++++ SUPPLIED MATERIAL
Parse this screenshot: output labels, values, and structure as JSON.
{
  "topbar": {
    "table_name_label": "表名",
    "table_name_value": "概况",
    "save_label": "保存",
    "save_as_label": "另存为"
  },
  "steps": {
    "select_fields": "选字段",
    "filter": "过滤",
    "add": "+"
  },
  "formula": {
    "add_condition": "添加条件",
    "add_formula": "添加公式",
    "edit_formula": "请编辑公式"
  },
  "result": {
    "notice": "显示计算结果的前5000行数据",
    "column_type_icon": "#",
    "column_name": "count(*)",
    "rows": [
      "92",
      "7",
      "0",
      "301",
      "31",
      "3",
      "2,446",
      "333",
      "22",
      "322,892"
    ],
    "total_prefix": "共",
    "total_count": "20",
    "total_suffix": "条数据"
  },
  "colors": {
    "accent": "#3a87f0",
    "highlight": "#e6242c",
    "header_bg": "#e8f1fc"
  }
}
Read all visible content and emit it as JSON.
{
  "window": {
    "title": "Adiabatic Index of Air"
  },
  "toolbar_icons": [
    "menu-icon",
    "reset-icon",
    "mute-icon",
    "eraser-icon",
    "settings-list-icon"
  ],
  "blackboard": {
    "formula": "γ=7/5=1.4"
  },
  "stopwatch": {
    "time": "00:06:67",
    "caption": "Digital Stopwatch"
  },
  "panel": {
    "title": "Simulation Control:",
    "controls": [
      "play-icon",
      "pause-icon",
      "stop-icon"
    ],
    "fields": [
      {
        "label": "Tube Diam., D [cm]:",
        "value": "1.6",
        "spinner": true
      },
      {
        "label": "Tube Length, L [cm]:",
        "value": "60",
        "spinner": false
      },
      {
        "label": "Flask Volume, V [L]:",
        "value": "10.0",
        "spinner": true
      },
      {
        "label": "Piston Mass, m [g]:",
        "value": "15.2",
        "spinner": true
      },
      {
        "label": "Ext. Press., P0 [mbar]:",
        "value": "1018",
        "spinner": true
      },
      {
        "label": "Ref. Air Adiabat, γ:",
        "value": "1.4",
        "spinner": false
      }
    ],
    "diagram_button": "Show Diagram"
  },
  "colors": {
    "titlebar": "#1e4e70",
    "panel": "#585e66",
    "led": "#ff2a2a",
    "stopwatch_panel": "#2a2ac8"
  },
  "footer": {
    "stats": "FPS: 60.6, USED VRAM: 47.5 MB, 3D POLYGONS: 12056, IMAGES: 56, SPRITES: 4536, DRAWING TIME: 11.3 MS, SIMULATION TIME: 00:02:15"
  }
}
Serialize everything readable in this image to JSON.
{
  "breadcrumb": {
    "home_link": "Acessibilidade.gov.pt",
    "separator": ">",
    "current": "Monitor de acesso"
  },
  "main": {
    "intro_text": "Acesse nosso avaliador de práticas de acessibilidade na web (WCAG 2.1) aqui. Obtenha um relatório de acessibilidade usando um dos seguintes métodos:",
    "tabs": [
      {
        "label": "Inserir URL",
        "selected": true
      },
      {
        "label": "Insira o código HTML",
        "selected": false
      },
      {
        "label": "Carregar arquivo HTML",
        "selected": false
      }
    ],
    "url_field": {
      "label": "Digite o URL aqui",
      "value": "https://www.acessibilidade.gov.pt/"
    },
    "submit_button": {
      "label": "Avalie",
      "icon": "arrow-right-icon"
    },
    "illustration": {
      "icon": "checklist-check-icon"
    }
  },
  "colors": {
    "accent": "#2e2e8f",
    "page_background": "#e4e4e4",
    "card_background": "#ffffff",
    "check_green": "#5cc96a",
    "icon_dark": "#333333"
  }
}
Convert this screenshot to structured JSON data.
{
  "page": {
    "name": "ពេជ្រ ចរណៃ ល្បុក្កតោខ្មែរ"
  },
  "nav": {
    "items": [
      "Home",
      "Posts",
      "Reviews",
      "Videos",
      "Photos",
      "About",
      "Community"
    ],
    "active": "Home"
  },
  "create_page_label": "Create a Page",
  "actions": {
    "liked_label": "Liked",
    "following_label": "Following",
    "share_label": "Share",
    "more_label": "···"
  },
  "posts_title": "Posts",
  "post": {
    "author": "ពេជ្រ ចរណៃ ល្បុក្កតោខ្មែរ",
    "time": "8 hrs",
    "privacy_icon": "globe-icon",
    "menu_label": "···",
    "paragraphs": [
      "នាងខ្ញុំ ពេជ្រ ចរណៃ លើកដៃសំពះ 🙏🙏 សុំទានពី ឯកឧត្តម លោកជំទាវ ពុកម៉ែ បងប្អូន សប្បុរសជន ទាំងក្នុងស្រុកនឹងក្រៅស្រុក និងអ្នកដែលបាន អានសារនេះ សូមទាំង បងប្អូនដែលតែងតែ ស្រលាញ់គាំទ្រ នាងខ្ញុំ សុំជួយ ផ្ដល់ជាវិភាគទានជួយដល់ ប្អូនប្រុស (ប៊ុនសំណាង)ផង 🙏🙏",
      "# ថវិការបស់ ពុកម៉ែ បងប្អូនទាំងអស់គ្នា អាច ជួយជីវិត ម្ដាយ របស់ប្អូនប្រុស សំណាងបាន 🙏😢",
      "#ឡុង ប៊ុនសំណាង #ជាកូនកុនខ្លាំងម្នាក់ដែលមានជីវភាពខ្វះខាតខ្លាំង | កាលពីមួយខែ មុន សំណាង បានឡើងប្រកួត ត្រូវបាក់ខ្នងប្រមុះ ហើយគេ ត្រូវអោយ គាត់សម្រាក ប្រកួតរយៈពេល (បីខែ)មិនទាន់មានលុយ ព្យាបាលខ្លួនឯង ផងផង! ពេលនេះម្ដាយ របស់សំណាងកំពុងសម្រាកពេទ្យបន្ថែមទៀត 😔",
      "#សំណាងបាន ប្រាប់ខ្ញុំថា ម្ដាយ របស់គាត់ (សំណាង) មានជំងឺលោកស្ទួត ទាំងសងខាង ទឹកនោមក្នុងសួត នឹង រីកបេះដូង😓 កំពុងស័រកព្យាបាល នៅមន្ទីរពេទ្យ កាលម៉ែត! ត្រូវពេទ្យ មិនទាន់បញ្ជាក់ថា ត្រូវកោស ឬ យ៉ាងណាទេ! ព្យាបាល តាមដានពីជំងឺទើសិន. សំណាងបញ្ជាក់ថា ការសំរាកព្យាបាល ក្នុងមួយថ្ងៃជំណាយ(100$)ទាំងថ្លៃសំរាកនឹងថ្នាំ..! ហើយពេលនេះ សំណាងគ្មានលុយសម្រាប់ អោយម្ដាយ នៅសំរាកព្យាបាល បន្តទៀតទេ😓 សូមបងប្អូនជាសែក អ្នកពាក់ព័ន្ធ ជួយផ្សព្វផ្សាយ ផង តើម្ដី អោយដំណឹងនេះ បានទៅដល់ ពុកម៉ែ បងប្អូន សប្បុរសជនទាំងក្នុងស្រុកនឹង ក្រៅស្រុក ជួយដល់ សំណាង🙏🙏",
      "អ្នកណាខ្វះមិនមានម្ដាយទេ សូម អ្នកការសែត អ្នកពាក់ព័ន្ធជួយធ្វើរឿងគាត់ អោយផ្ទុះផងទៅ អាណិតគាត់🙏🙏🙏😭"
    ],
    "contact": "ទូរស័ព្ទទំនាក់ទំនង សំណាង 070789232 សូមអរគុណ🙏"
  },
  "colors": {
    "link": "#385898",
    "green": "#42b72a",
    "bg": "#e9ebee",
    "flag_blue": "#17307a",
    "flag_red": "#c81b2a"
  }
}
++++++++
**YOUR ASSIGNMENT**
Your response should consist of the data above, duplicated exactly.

**ANSWER FOR THIS EXERCISE**
Parse this screenshot: output labels, values, and structure as JSON.
{
  "topbar": {
    "table_name_label": "表名",
    "table_name_value": "概况",
    "save_label": "保存",
    "save_as_label": "另存为"
  },
  "steps": {
    "select_fields": "选字段",
    "filter": "过滤",
    "add": "+"
  },
  "formula": {
    "add_condition": "添加条件",
    "add_formula": "添加公式",
    "edit_formula": "请编辑公式"
  },
  "result": {
    "notice": "显示计算结果的前5000行数据",
    "column_type_icon": "#",
    "column_name": "count(*)",
    "rows": [
      "92",
      "7",
      "0",
      "301",
      "31",
      "3",
      "2,446",
      "333",
      "22",
      "322,892"
    ],
    "total_prefix": "共",
    "total_count": "20",
    "total_suffix": "条数据"
  },
  "colors": {
    "accent": "#3a87f0",
    "highlight": "#e6242c",
    "header_bg": "#e8f1fc"
  }
}
Read all visible content and emit it as JSON.
{
  "window": {
    "title": "Adiabatic Index of Air"
  },
  "toolbar_icons": [
    "menu-icon",
    "reset-icon",
    "mute-icon",
    "eraser-icon",
    "settings-list-icon"
  ],
  "blackboard": {
    "formula": "γ=7/5=1.4"
  },
  "stopwatch": {
    "time": "00:06:67",
    "caption": "Digital Stopwatch"
  },
  "panel": {
    "title": "Simulation Control:",
    "controls": [
      "play-icon",
      "pause-icon",
      "stop-icon"
    ],
    "fields": [
      {
        "label": "Tube Diam., D [cm]:",
        "value": "1.6",
        "spinner": true
      },
      {
        "label": "Tube Length, L [cm]:",
        "value": "60",
        "spinner": false
      },
      {
        "label": "Flask Volume, V [L]:",
        "value": "10.0",
        "spinner": true
      },
      {
        "label": "Piston Mass, m [g]:",
        "value": "15.2",
        "spinner": true
      },
      {
        "label": "Ext. Press., P0 [mbar]:",
        "value": "1018",
        "spinner": true
      },
      {
        "label": "Ref. Air Adiabat, γ:",
        "value": "1.4",
        "spinner": false
      }
    ],
    "diagram_button": "Show Diagram"
  },
  "colors": {
    "titlebar": "#1e4e70",
    "panel": "#585e66",
    "led": "#ff2a2a",
    "stopwatch_panel": "#2a2ac8"
  },
  "footer": {
    "stats": "FPS: 60.6, USED VRAM: 47.5 MB, 3D POLYGONS: 12056, IMAGES: 56, SPRITES: 4536, DRAWING TIME: 11.3 MS, SIMULATION TIME: 00:02:15"
  }
}
Serialize everything readable in this image to JSON.
{
  "breadcrumb": {
    "home_link": "Acessibilidade.gov.pt",
    "separator": ">",
    "current": "Monitor de acesso"
  },
  "main": {
    "intro_text": "Acesse nosso avaliador de práticas de acessibilidade na web (WCAG 2.1) aqui. Obtenha um relatório de acessibilidade usando um dos seguintes métodos:",
    "tabs": [
      {
        "label": "Inserir URL",
        "selected": true
      },
      {
        "label": "Insira o código HTML",
        "selected": false
      },
      {
        "label": "Carregar arquivo HTML",
        "selected": false
      }
    ],
    "url_field": {
      "label": "Digite o URL aqui",
      "value": "https://www.acessibilidade.gov.pt/"
    },
    "submit_button": {
      "label": "Avalie",
      "icon": "arrow-right-icon"
    },
    "illustration": {
      "icon": "checklist-check-icon"
    }
  },
  "colors": {
    "accent": "#2e2e8f",
    "page_background": "#e4e4e4",
    "card_background": "#ffffff",
    "check_green": "#5cc96a",
    "icon_dark": "#333333"
  }
}
Convert this screenshot to structured JSON data.
{
  "page": {
    "name": "ពេជ្រ ចរណៃ ល្បុក្កតោខ្មែរ"
  },
  "nav": {
    "items": [
      "Home",
      "Posts",
      "Reviews",
      "Videos",
      "Photos",
      "About",
      "Community"
    ],
    "active": "Home"
  },
  "create_page_label": "Create a Page",
  "actions": {
    "liked_label": "Liked",
    "following_label": "Following",
    "share_label": "Share",
    "more_label": "···"
  },
  "posts_title": "Posts",
  "post": {
    "author": "ពេជ្រ ចរណៃ ល្បុក្កតោខ្មែរ",
    "time": "8 hrs",
    "privacy_icon": "globe-icon",
    "menu_label": "···",
    "paragraphs": [
      "នាងខ្ញុំ ពេជ្រ ចរណៃ លើកដៃសំពះ 🙏🙏 សុំទានពី ឯកឧត្តម លោកជំទាវ ពុកម៉ែ បងប្អូន សប្បុរសជន ទាំងក្នុងស្រុកនឹងក្រៅស្រុក និងអ្នកដែលបាន អានសារនេះ សូមទាំង បងប្អូនដែលតែងតែ ស្រលាញ់គាំទ្រ នាងខ្ញុំ សុំជួយ ផ្ដល់ជាវិភាគទានជួយដល់ ប្អូនប្រុស (ប៊ុនសំណាង)ផង 🙏🙏",
      "# ថវិការបស់ ពុកម៉ែ បងប្អូនទាំងអស់គ្នា អាច ជួយជីវិត ម្ដាយ របស់ប្អូនប្រុស សំណាងបាន 🙏😢",
      "#ឡុង ប៊ុនសំណាង #ជាកូនកុនខ្លាំងម្នាក់ដែលមានជីវភាពខ្វះខាតខ្លាំង | កាលពីមួយខែ មុន សំណាង បានឡើងប្រកួត ត្រូវបាក់ខ្នងប្រមុះ ហើយគេ ត្រូវអោយ គាត់សម្រាក ប្រកួតរយៈពេល (បីខែ)មិនទាន់មានលុយ ព្យាបាលខ្លួនឯង ផងផង! ពេលនេះម្ដាយ របស់សំណាងកំពុងសម្រាកពេទ្យបន្ថែមទៀត 😔",
      "#សំណាងបាន ប្រាប់ខ្ញុំថា ម្ដាយ របស់គាត់ (សំណាង) មានជំងឺលោកស្ទួត ទាំងសងខាង ទឹកនោមក្នុងសួត នឹង រីកបេះដូង😓 កំពុងស័រកព្យាបាល នៅមន្ទីរពេទ្យ កាលម៉ែត! ត្រូវពេទ្យ មិនទាន់បញ្ជាក់ថា ត្រូវកោស ឬ យ៉ាងណាទេ! ព្យាបាល តាមដានពីជំងឺទើសិន. សំណាងបញ្ជាក់ថា ការសំរាកព្យាបាល ក្នុងមួយថ្ងៃជំណាយ(100$)ទាំងថ្លៃសំរាកនឹងថ្នាំ..! ហើយពេលនេះ សំណាងគ្មានលុយសម្រាប់ អោយម្ដាយ នៅសំរាកព្យាបាល បន្តទៀតទេ😓 សូមបងប្អូនជាសែក អ្នកពាក់ព័ន្ធ ជួយផ្សព្វផ្សាយ ផង តើម្ដី អោយដំណឹងនេះ បានទៅដល់ ពុកម៉ែ បងប្អូន សប្បុរសជនទាំងក្នុងស្រុកនឹង ក្រៅស្រុក ជួយដល់ សំណាង🙏🙏",
      "អ្នកណាខ្វះមិនមានម្ដាយទេ សូម អ្នកការសែត អ្នកពាក់ព័ន្ធជួយធ្វើរឿងគាត់ អោយផ្ទុះផងទៅ អាណិតគាត់🙏🙏🙏😭"
    ],
    "contact": "ទូរស័ព្ទទំនាក់ទំនង សំណាង 070789232 សូមអរគុណ🙏"
  },
  "colors": {
    "link": "#385898",
    "green": "#42b72a",
    "bg": "#e9ebee",
    "flag_blue": "#17307a",
    "flag_red": "#c81b2a"
  }
}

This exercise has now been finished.